The Atlanta Falcons will get a little bit of a salary cap bump after all. Adam Schefter reports the Dallas Cowboys and Washington Redskins will be penalized $10 million and $36 million in cap space respectively for front-loading their contracts during the 2011 uncapped year, with $1.6 million worth of extra cap space going to every team besides the Oakland Raiders and New Orleans Saints.
So, that's right -- the Falcons get some cap breathing room, the Saints get none, and two other NFC teams take major hits. Pretty OK news all around, even if it is really strange.
All that money goes to 28 other teams -- $1.6 million each -- except for Saints and Raiders, who don't get any but don't lose any.— Adam Schefter (@AdamSchefter) March 12, 2012
Because of the collective bargaining agreement, the total NFL salary cap has to hit a certain number. If some teams are unable to spend to that amount, others will be able to. So that's why other teams are getting room to spend more money here. No clue what the Raiders and Saints may have done, though.
For a while now it's been looking like the Falcons will have to cut several players to be able to do any damage in free agency. While this doesn't really change things all that much, it might mean the difference between keeping, say, Harry Douglas or not. So, great stuff!
Apparently NFL teams were warned, though perhaps subtly, against front-loading their deals for the 2011 season.
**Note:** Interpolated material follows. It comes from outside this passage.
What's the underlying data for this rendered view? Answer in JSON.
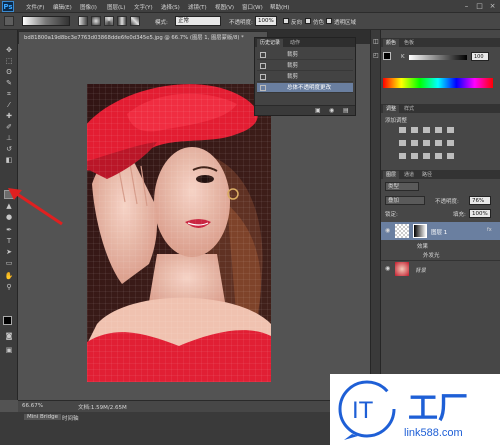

New England Patriots owner Robert Kraft said his team would treat 2011 as if it were a capped year, just in case the NFL decided to punish teams that got creative. Let's be glad the Falcons did the same.